NASA historically has experienced cost growth and schedule slippage in its portfolio of major projects and has taken actions to improve in this area, including adopting the use of EVM. EVM is a tool developed to help project managers monitor risks. GAO was asked to examine (1) the extent to which NASA is using EVM to manage its major space flight acquisitions, (2) the challenges that NASA has faced in implementing an effective EVM system, and (3) NASA's efforts to improve its use of EVM. To address these questions, GAO obtained contractor and project EVM data and used established formulas and tools to analyze the data and assess NASA's implementation of EVM on 10 major spaceflight projects; interviewed relevant NASA headquarters, center and mission directorate officials on their views on EVM; and reviewed prior reports on EVM and organizational transformations. GAO compared NASA policies and guidance on EVM to best practices contained in GAO's cost estimating best practices guide.
GAO recommends that NASA establish a time frame for requiring new spaceflight projects to implement its new EVM system; conduct an EVM skills gap assessment; develop a change management plan for EVM; and strengthen its EVM requirements by requiring projects to implement formal EVM surveillance. NASA concurred with two recommendations and partially concurred with two others citing resource constraints. Despite NASA's plans to address some issues GAO identified, not addressing all key issues lessens the usefulness of EVM at NASA.
Recommendations for Executive Action
|National Aeronautics and Space Administration||

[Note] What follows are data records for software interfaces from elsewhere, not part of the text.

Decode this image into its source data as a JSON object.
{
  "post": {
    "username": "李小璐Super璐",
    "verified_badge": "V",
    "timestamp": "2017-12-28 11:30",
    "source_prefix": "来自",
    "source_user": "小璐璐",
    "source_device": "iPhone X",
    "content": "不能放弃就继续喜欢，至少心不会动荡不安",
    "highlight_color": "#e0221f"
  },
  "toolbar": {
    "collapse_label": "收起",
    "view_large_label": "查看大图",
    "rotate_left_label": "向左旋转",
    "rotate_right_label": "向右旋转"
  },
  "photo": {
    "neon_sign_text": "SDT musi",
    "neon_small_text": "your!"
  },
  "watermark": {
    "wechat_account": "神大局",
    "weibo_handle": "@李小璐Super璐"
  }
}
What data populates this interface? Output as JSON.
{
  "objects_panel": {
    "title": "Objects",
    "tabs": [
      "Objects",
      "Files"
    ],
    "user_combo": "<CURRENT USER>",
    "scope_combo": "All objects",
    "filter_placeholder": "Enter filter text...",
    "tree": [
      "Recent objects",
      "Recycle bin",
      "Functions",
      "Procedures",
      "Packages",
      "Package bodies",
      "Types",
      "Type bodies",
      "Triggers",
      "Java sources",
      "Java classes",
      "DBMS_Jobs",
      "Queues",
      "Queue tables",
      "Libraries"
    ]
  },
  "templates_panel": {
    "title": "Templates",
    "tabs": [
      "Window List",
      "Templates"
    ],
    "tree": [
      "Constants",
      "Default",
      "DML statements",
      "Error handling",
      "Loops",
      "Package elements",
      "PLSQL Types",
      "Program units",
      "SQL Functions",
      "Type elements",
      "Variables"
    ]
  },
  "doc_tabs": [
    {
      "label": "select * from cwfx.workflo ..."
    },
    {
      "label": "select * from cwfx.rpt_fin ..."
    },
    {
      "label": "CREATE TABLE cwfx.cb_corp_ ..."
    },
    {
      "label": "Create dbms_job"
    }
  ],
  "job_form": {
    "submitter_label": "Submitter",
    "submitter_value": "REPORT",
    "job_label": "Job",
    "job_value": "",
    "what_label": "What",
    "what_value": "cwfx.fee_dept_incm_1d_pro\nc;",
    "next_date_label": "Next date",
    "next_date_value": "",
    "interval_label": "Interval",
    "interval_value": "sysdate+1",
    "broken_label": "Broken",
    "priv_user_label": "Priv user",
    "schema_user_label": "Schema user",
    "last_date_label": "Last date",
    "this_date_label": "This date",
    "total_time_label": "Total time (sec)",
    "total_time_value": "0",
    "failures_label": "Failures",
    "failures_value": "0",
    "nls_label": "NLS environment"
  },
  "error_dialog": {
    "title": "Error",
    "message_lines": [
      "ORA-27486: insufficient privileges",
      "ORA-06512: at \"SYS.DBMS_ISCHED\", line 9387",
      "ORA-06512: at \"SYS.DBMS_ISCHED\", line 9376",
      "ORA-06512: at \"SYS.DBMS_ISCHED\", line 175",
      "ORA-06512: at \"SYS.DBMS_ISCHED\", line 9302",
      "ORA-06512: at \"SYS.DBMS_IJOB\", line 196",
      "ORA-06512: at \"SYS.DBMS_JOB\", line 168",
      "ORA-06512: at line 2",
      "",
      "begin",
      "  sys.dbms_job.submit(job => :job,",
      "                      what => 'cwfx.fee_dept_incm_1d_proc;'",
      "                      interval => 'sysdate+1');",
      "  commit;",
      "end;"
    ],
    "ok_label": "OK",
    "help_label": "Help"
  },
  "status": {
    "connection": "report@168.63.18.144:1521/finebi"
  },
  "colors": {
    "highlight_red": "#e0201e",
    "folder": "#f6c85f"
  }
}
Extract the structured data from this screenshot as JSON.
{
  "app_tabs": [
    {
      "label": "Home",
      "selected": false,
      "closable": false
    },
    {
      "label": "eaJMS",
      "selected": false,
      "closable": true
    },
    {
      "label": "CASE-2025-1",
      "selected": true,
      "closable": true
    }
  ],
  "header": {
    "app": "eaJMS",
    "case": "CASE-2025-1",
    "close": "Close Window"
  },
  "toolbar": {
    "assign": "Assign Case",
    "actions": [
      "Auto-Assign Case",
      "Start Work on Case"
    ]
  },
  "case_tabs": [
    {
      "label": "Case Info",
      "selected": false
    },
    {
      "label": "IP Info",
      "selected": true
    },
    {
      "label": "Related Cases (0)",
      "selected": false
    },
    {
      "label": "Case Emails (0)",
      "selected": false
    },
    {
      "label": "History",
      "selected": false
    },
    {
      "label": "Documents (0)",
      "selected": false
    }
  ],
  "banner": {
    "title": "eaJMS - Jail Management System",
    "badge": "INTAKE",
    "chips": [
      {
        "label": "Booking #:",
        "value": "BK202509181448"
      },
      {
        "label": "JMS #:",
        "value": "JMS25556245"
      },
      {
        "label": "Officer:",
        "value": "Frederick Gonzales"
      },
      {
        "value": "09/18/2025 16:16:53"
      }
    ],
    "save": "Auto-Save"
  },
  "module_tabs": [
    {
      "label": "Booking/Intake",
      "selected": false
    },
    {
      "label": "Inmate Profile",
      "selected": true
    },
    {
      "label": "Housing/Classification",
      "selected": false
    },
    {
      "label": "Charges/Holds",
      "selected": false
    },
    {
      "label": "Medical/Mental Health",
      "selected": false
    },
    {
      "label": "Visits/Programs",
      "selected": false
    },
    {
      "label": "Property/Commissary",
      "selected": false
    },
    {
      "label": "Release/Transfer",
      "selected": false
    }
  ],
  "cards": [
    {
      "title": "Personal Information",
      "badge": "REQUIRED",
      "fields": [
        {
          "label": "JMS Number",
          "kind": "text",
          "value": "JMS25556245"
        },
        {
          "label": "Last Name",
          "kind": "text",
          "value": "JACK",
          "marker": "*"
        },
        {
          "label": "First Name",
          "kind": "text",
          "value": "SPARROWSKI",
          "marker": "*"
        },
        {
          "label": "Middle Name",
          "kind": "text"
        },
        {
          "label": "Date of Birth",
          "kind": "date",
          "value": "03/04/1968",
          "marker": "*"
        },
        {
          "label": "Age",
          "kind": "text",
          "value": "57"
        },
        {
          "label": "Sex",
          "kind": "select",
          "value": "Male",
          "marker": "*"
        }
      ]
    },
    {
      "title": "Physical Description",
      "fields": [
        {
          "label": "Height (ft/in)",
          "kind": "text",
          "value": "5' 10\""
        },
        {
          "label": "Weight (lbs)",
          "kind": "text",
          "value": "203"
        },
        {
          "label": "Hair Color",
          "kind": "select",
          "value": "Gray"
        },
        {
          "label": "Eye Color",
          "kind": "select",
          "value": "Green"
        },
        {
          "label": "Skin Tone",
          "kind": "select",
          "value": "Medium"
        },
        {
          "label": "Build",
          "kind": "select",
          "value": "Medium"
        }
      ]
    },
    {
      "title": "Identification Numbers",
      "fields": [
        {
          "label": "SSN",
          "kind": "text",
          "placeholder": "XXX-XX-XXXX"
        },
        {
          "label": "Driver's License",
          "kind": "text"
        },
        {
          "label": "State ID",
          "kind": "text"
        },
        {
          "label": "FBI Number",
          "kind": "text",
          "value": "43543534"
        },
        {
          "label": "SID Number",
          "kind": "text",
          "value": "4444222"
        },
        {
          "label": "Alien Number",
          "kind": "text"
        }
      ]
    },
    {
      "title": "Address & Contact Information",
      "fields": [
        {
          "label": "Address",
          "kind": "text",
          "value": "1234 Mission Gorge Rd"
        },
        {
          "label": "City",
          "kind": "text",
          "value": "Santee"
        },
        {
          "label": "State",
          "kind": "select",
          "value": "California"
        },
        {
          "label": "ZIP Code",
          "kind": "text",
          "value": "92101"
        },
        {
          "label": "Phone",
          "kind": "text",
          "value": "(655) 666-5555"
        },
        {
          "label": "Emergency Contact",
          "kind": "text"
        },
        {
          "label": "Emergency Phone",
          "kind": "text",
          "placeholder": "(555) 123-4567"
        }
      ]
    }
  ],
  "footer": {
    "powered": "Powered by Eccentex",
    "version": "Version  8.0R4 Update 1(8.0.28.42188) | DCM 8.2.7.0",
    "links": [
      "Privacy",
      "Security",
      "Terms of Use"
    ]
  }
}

Priority Rec.1. To improve NASA management and oversight of its spaceflight projects, the NASA Administrator should direct the appropriate offices to establish a time frame by which all new spaceflight projects will be required to implement NASA's newly developed EVM system, unless the project is proposing to use a certified system, to ensure that in-house efforts are compliant with ANSI/EIA-748. The time frame selected should take in to account the need to increase NASA's institutional capability for conducting EVM and analyzing and reporting the data.
|National Aeronautics and Space Administration||2. To improve NASA management and oversight of its spaceflight projects, the NASA Administrator should direct the appropriate offices to conduct an EVM skills gap analysis to identify areas requiring augmented capability across the agency. Based on the results of the assessment, develop a workforce training plan to address any deficiencies.|
|National Aeronautics and Space Administration||3. To improve NASA management and oversight of its spaceflight projects, the NASA Administrator should direct the appropriate offices to develop an EVM change management plan to assist managers and employees throughout the agency with accepting and embracing earned value techniques while reducing the operational impact on the agency. The plan should include a strategy for having the agency's senior leadership communicate their commitment to implementation of EVM.|
|National Aeronautics and Space Administration||
Priority Rec.4. To improve NASA management and oversight of its spaceflight projects, and to improve the reliability of project EVM data, the NASA Administrator should direct the appropriate offices to modify the NASA Procedural Requirements (NPR) 7120.5 to require projects to implement a formal surveillance program that: (1) Ensures anomalies in contractor-delivered and in-house monthly earned value management reports are identified and explained, and report periodically to the center and mission directorate's leadership on relevant trends in the number of unexplained anomalies. (2) Ensures consistent use of work breakdown structures (WBS) for both the EVM report and the schedule. (3) Ensures that lower level EVM data reconcile to project level EVM data using the same WBS structure. (4) Improves underlying schedules so that they are properly sequenced using predecessor and successor dependencies and are free of constraints to the extent practicable so that the EVM baseline is reliable.